|Do you see our 4x4 way down in the valley?|
|Ranunculus lyallii, or the Mt Cook Buttercup|
|Posing with the mountain buttercups|
and up a short hike to the top of a rocky bluff so we could see the glacier lake with its resplendent ice bergs, where I saw the little boats whizzing around inbetween them (I was having such a good time I didn't envy them at all).
|Lake Tasman. If you zoom in, you can see some tiny|
little specks on the lake; those are the tour boats!
|Sitting pretty high above Lake Tasman|

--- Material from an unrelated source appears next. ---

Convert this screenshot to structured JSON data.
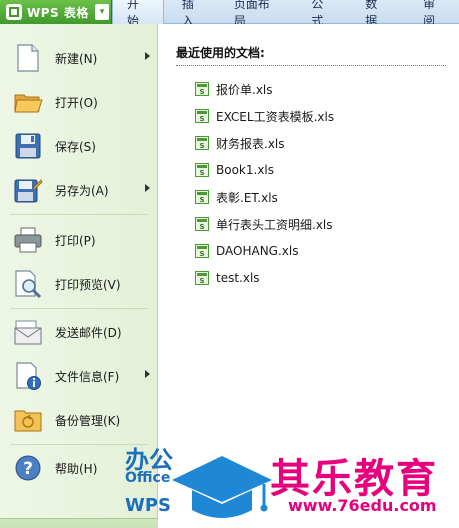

The road we drove up was constructed in the 1920s and 30s as a Depression Relief project to reach the ski fields on the side of the glacier, but is no longer maintained and is now only suitable for 4x4ing (and even then, just barely; it is impassable after about 5km due to massive slips and erosion).
|Old metal bracing for the road|
|A rock wall constructed to shore up the road|
|This is the modern way of delivering building|
materials to more remote areas of the park!
|I saw this sign after we had returned from the 4x4 trip.|
Everything it says is true...
|I backed into this plant by mistake. Ouch!|
Nevertheless, it provided stunning views of the glacial Tasman Lake and the terminal end of the Tasman glacier, where the silt-covered ice breaks off in chunks and falls into the water. I even heard an avalanche up on the slopes; it was sobering to think of how many people have died in this area, due to accidents, slips, and floods.
|This rocky outcropping is called "The Throne". |
As such, I affected a royal wave.
On a lighter note, Willy quickly found out my musical training, and shared with me an Australian sea shanty he has adopted for the Tasman Glacier experience; he has written the words himself, and is writing new verses all the time. He taught it to me, and within five minutes I had figured out a harmony part, and we took great delight in singing it at the top of our lungs as we lurched and jolted over the rocky road. Indeed, when we picked up the other passengers to take them back to the Hermitage, we taught it to them and insisted they sing along on the chorus (which they did, the good sports). I recorded us singing it on my camera so I can transcribe the tune, words, and my harmony part a later date. The first verse and the chorus go like this (right-click to download the the file of me singing it, but be kind, as I'm singing into my MacBook!):
To Tasman Valley we are bound
Heave away, haul away
Lots of icebergs all around
We're bound for Tasman Valley
Heave away, you rolling berg!
Heave away, haul away!
Haul away you'll hear us sing
We're bound for Tasman Valley.
|The Tasman River, its characteristic grey-blue colour due|
to its carrying high concentrations of rock flour
|Let the jokes begin!|
At the end of the trip, Willy presented me with a polished and painted rock he made (one of his other jobs in the village is sculpting and carving); I thanked him profusely for the gift and for such a wonderful afternoon out in the Tasman Valley. I also made a point of seeking out Jock and telling him everything had worked out for me that afternoon, and that I had had a wonderful time, thanking him for all his efforts. If I believed in karma, this would be a definite example. :-)
|Willy's glorious 4x4 rig|
Now I am exhausted, and it is dinnertime; time to go cash in that dinner and drink voucher, then have a shower, and head off for bed… how I am looking forward to having an early night and late morning!